Word for word, repeat the data that follows. Do not include the pictures.

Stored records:
..............................
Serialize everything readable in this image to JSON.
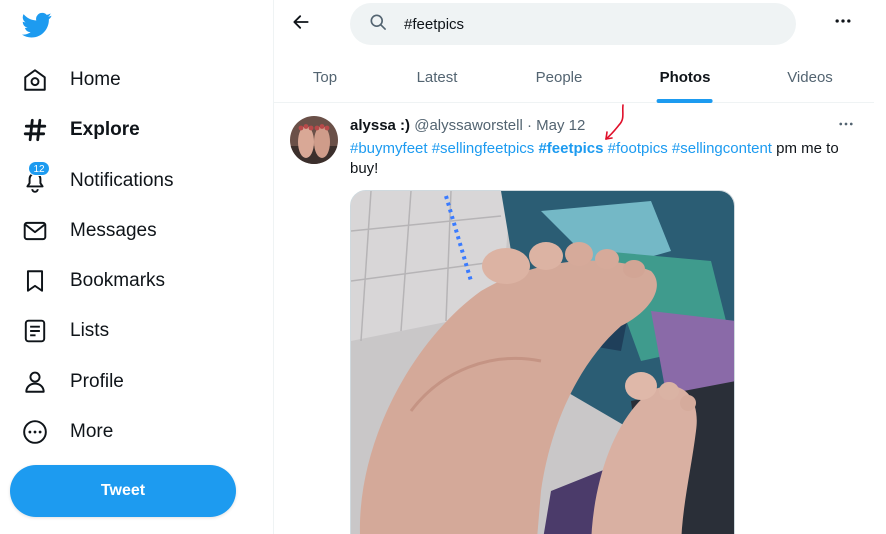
{
  "sidebar": {
    "logo": "twitter-bird-icon",
    "items": [
      {
        "label": "Home",
        "icon": "home-icon"
      },
      {
        "label": "Explore",
        "icon": "hashtag-icon",
        "active": true
      },
      {
        "label": "Notifications",
        "icon": "bell-icon",
        "badge": "12"
      },
      {
        "label": "Messages",
        "icon": "envelope-icon"
      },
      {
        "label": "Bookmarks",
        "icon": "bookmark-icon"
      },
      {
        "label": "Lists",
        "icon": "list-icon"
      },
      {
        "label": "Profile",
        "icon": "person-icon"
      },
      {
        "label": "More",
        "icon": "more-circle-icon"
      }
    ],
    "tweet_button": "Tweet"
  },
  "header": {
    "search_value": "#feetpics",
    "tabs": [
      {
        "label": "Top"
      },
      {
        "label": "Latest"
      },
      {
        "label": "People"
      },
      {
        "label": "Photos",
        "active": true
      },
      {
        "label": "Videos"
      }
    ]
  },
  "tweet": {
    "name": "alyssa :)",
    "handle": "@alyssaworstell",
    "separator": "·",
    "date": "May 12",
    "hashtags": [
      "#buymyfeet",
      "#sellingfeetpics",
      "#feetpics",
      "#footpics",
      "#sellingcontent"
    ],
    "text_after": "pm me to buy!"
  },
  "colors": {
    "accent": "#1d9bf0",
    "text_primary": "#0f1419",
    "text_secondary": "#536471",
    "annotation": "#e0102b"
  }
}
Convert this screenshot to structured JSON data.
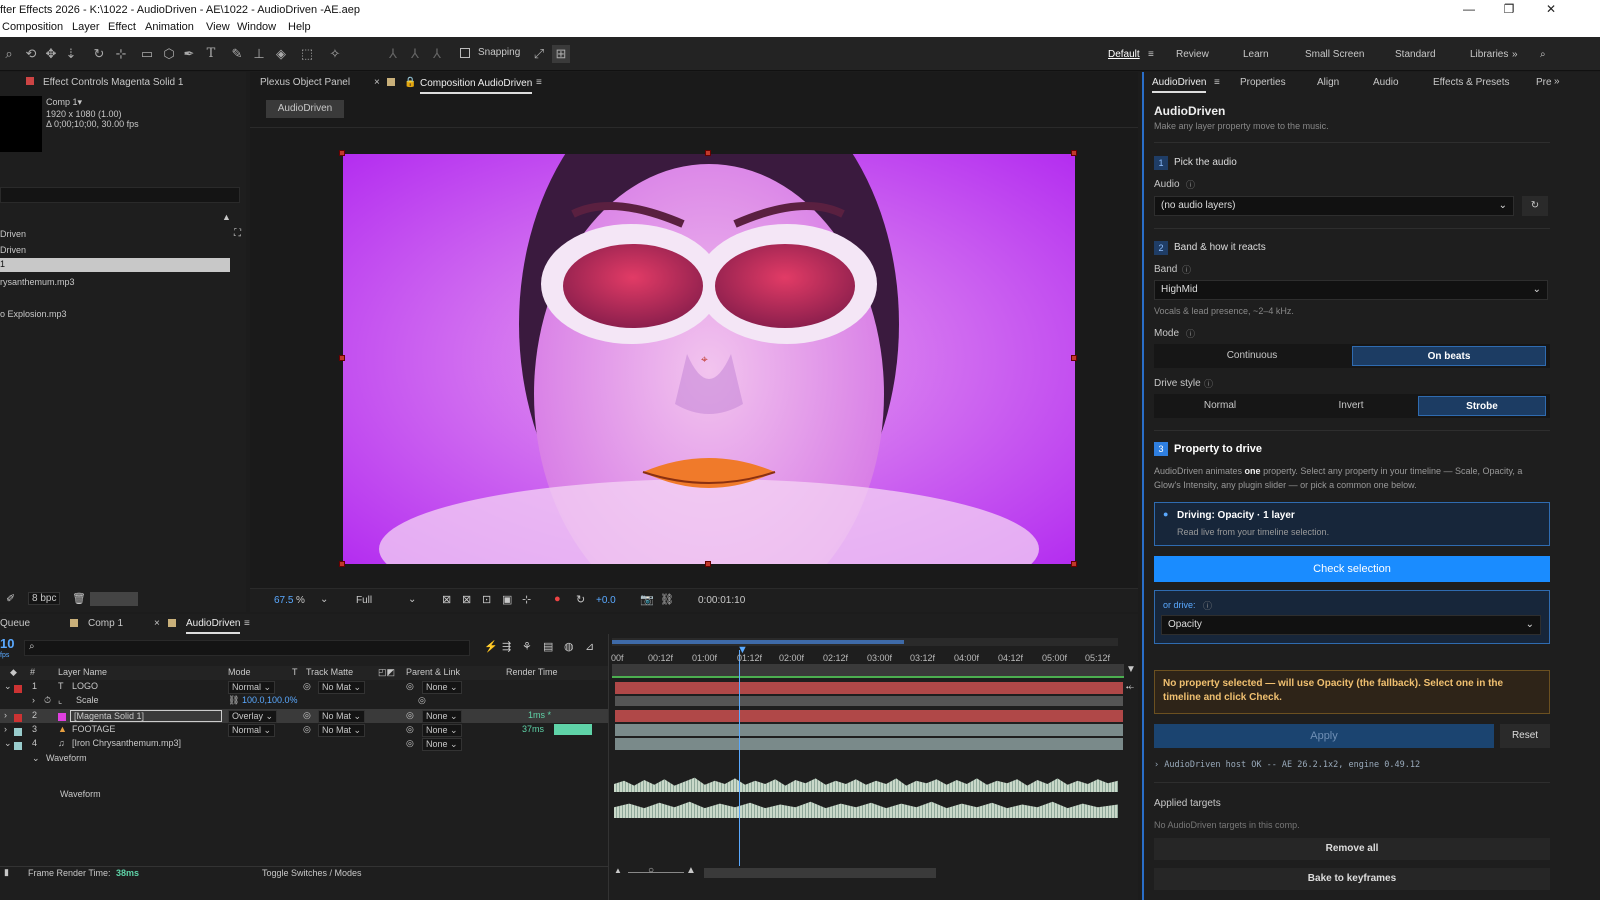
{
  "app": {
    "title": "fter Effects 2026 - K:\\1022 - AudioDriven - AE\\1022 - AudioDriven -AE.aep",
    "controls": [
      "—",
      "❐",
      "✕"
    ]
  },
  "menu": [
    "Composition",
    "Layer",
    "Effect",
    "Animation",
    "View",
    "Window",
    "Help"
  ],
  "toolbar": {
    "snapping": "Snapping"
  },
  "workspaces": [
    "Default",
    "Review",
    "Learn",
    "Small Screen",
    "Standard",
    "Libraries"
  ],
  "effect_controls": {
    "tab": "Effect Controls Magenta Solid 1",
    "comp": "Comp 1▾",
    "res": "1920 x 1080 (1.00)",
    "dur": "Δ 0;00;10;00, 30.00 fps",
    "items": [
      "Driven",
      "Driven",
      "1",
      "rysanthemum.mp3",
      "o Explosion.mp3"
    ],
    "bpc": "8 bpc"
  },
  "viewer": {
    "tab_plexus": "Plexus Object Panel",
    "tab_comp": "Composition AudioDriven",
    "crumb": "AudioDriven",
    "zoom": "67.5",
    "zoom_unit": "%",
    "quality": "Full",
    "exposure": "+0.0",
    "timecode": "0:00:01:10"
  },
  "timeline": {
    "tabs": [
      "Queue",
      "Comp 1",
      "AudioDriven"
    ],
    "fps": "10",
    "fps_sub": "fps",
    "headers": {
      "num": "#",
      "name": "Layer Name",
      "mode": "Mode",
      "t": "T",
      "matte": "Track Matte",
      "parent": "Parent & Link",
      "render": "Render Time"
    },
    "ticks": [
      "00f",
      "00:12f",
      "01:00f",
      "01:12f",
      "02:00f",
      "02:12f",
      "03:00f",
      "03:12f",
      "04:00f",
      "04:12f",
      "05:00f",
      "05:12f"
    ],
    "layers": [
      {
        "num": "1",
        "name": "LOGO",
        "mode": "Normal",
        "matte": "No Mat",
        "parent": "None",
        "render": ""
      },
      {
        "num": "",
        "name": "Scale",
        "mode": "",
        "matte": "",
        "parent": "",
        "render": "",
        "value": "100.0,100.0%"
      },
      {
        "num": "2",
        "name": "[Magenta Solid 1]",
        "mode": "Overlay",
        "matte": "No Mat",
        "parent": "None",
        "render": "1ms *"
      },
      {
        "num": "3",
        "name": "FOOTAGE",
        "mode": "Normal",
        "matte": "No Mat",
        "parent": "None",
        "render": "37ms"
      },
      {
        "num": "4",
        "name": "[Iron Chrysanthemum.mp3]",
        "mode": "",
        "matte": "",
        "parent": "None",
        "render": ""
      }
    ],
    "waveform": [
      "Waveform",
      "Waveform"
    ],
    "footer_left": "Frame Render Time:",
    "footer_ms": "38ms",
    "footer_toggle": "Toggle Switches / Modes"
  },
  "ad": {
    "tabs": [
      "AudioDriven",
      "Properties",
      "Align",
      "Audio",
      "Effects & Presets",
      "Pre"
    ],
    "title": "AudioDriven",
    "subtitle": "Make any layer property move to the music.",
    "s1_num": "1",
    "s1": "Pick the audio",
    "audio_label": "Audio",
    "audio_value": "(no audio layers)",
    "s2_num": "2",
    "s2": "Band & how it reacts",
    "band_label": "Band",
    "band_value": "HighMid",
    "band_hint": "Vocals & lead presence, ~2–4 kHz.",
    "mode_label": "Mode",
    "mode_opts": [
      "Continuous",
      "On beats"
    ],
    "drive_label": "Drive style",
    "drive_opts": [
      "Normal",
      "Invert",
      "Strobe"
    ],
    "s3_num": "3",
    "s3": "Property to drive",
    "desc_a": "AudioDriven animates ",
    "desc_b": "one",
    "desc_c": " property. Select any property in your timeline — Scale, Opacity, a Glow's Intensity, any plugin slider — or pick a common one below.",
    "driving": "Driving: Opacity · 1 layer",
    "driving_sub": "Read live from your timeline selection.",
    "check": "Check selection",
    "or_drive": "or drive:",
    "or_drive_value": "Opacity",
    "warn": "No property selected — will use Opacity (the fallback). Select one in the timeline and click Check.",
    "apply": "Apply",
    "reset": "Reset",
    "log": "› AudioDriven host OK -- AE 26.2.1x2, engine 0.49.12",
    "applied": "Applied targets",
    "none": "No AudioDriven targets in this comp.",
    "remove": "Remove all",
    "bake": "Bake to keyframes"
  }
}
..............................
→ **Exercise response**:
Serialize everything readable in this image to JSON.
{
  "sidebar": {
    "logo": "twitter-bird-icon",
    "items": [
      {
        "label": "Home",
        "icon": "home-icon"
      },
      {
        "label": "Explore",
        "icon": "hashtag-icon",
        "active": true
      },
      {
        "label": "Notifications",
        "icon": "bell-icon",
        "badge": "12"
      },
      {
        "label": "Messages",
        "icon": "envelope-icon"
      },
      {
        "label": "Bookmarks",
        "icon": "bookmark-icon"
      },
      {
        "label": "Lists",
        "icon": "list-icon"
      },
      {
        "label": "Profile",
        "icon": "person-icon"
      },
      {
        "label": "More",
        "icon": "more-circle-icon"
      }
    ],
    "tweet_button": "Tweet"
  },
  "header": {
    "search_value": "#feetpics",
    "tabs": [
      {
        "label": "Top"
      },
      {
        "label": "Latest"
      },
      {
        "label": "People"
      },
      {
        "label": "Photos",
        "active": true
      },
      {
        "label": "Videos"
      }
    ]
  },
  "tweet": {
    "name": "alyssa :)",
    "handle": "@alyssaworstell",
    "separator": "·",
    "date": "May 12",
    "hashtags": [
      "#buymyfeet",
      "#sellingfeetpics",
      "#feetpics",
      "#footpics",
      "#sellingcontent"
    ],
    "text_after": "pm me to buy!"
  },
  "colors": {
    "accent": "#1d9bf0",
    "text_primary": "#0f1419",
    "text_secondary": "#536471",
    "annotation": "#e0102b"
  }
}
Convert this screenshot to structured JSON data.
{
  "app": {
    "title": "fter Effects 2026 - K:\\1022 - AudioDriven - AE\\1022 - AudioDriven -AE.aep",
    "controls": [
      "—",
      "❐",
      "✕"
    ]
  },
  "menu": [
    "Composition",
    "Layer",
    "Effect",
    "Animation",
    "View",
    "Window",
    "Help"
  ],
  "toolbar": {
    "snapping": "Snapping"
  },
  "workspaces": [
    "Default",
    "Review",
    "Learn",
    "Small Screen",
    "Standard",
    "Libraries"
  ],
  "effect_controls": {
    "tab": "Effect Controls Magenta Solid 1",
    "comp": "Comp 1▾",
    "res": "1920 x 1080 (1.00)",
    "dur": "Δ 0;00;10;00, 30.00 fps",
    "items": [
      "Driven",
      "Driven",
      "1",
      "rysanthemum.mp3",
      "o Explosion.mp3"
    ],
    "bpc": "8 bpc"
  },
  "viewer": {
    "tab_plexus": "Plexus Object Panel",
    "tab_comp": "Composition AudioDriven",
    "crumb": "AudioDriven",
    "zoom": "67.5",
    "zoom_unit": "%",
    "quality": "Full",
    "exposure": "+0.0",
    "timecode": "0:00:01:10"
  },
  "timeline": {
    "tabs": [
      "Queue",
      "Comp 1",
      "AudioDriven"
    ],
    "fps": "10",
    "fps_sub": "fps",
    "headers": {
      "num": "#",
      "name": "Layer Name",
      "mode": "Mode",
      "t": "T",
      "matte": "Track Matte",
      "parent": "Parent & Link",
      "render": "Render Time"
    },
    "ticks": [
      "00f",
      "00:12f",
      "01:00f",
      "01:12f",
      "02:00f",
      "02:12f",
      "03:00f",
      "03:12f",
      "04:00f",
      "04:12f",
      "05:00f",
      "05:12f"
    ],
    "layers": [
      {
        "num": "1",
        "name": "LOGO",
        "mode": "Normal",
        "matte": "No Mat",
        "parent": "None",
        "render": ""
      },
      {
        "num": "",
        "name": "Scale",
        "mode": "",
        "matte": "",
        "parent": "",
        "render": "",
        "value": "100.0,100.0%"
      },
      {
        "num": "2",
        "name": "[Magenta Solid 1]",
        "mode": "Overlay",
        "matte": "No Mat",
        "parent": "None",
        "render": "1ms *"
      },
      {
        "num": "3",
        "name": "FOOTAGE",
        "mode": "Normal",
        "matte": "No Mat",
        "parent": "None",
        "render": "37ms"
      },
      {
        "num": "4",
        "name": "[Iron Chrysanthemum.mp3]",
        "mode": "",
        "matte": "",
        "parent": "None",
        "render": ""
      }
    ],
    "waveform": [
      "Waveform",
      "Waveform"
    ],
    "footer_left": "Frame Render Time:",
    "footer_ms": "38ms",
    "footer_toggle": "Toggle Switches / Modes"
  },
  "ad": {
    "tabs": [
      "AudioDriven",
      "Properties",
      "Align",
      "Audio",
      "Effects & Presets",
      "Pre"
    ],
    "title": "AudioDriven",
    "subtitle": "Make any layer property move to the music.",
    "s1_num": "1",
    "s1": "Pick the audio",
    "audio_label": "Audio",
    "audio_value": "(no audio layers)",
    "s2_num": "2",
    "s2": "Band & how it reacts",
    "band_label": "Band",
    "band_value": "HighMid",
    "band_hint": "Vocals & lead presence, ~2–4 kHz.",
    "mode_label": "Mode",
    "mode_opts": [
      "Continuous",
      "On beats"
    ],
    "drive_label": "Drive style",
    "drive_opts": [
      "Normal",
      "Invert",
      "Strobe"
    ],
    "s3_num": "3",
    "s3": "Property to drive",
    "desc_a": "AudioDriven animates ",
    "desc_b": "one",
    "desc_c": " property. Select any property in your timeline — Scale, Opacity, a Glow's Intensity, any plugin slider — or pick a common one below.",
    "driving": "Driving: Opacity · 1 layer",
    "driving_sub": "Read live from your timeline selection.",
    "check": "Check selection",
    "or_drive": "or drive:",
    "or_drive_value": "Opacity",
    "warn": "No property selected — will use Opacity (the fallback). Select one in the timeline and click Check.",
    "apply": "Apply",
    "reset": "Reset",
    "log": "› AudioDriven host OK -- AE 26.2.1x2, engine 0.49.12",
    "applied": "Applied targets",
    "none": "No AudioDriven targets in this comp.",
    "remove": "Remove all",
    "bake": "Bake to keyframes"
  }
}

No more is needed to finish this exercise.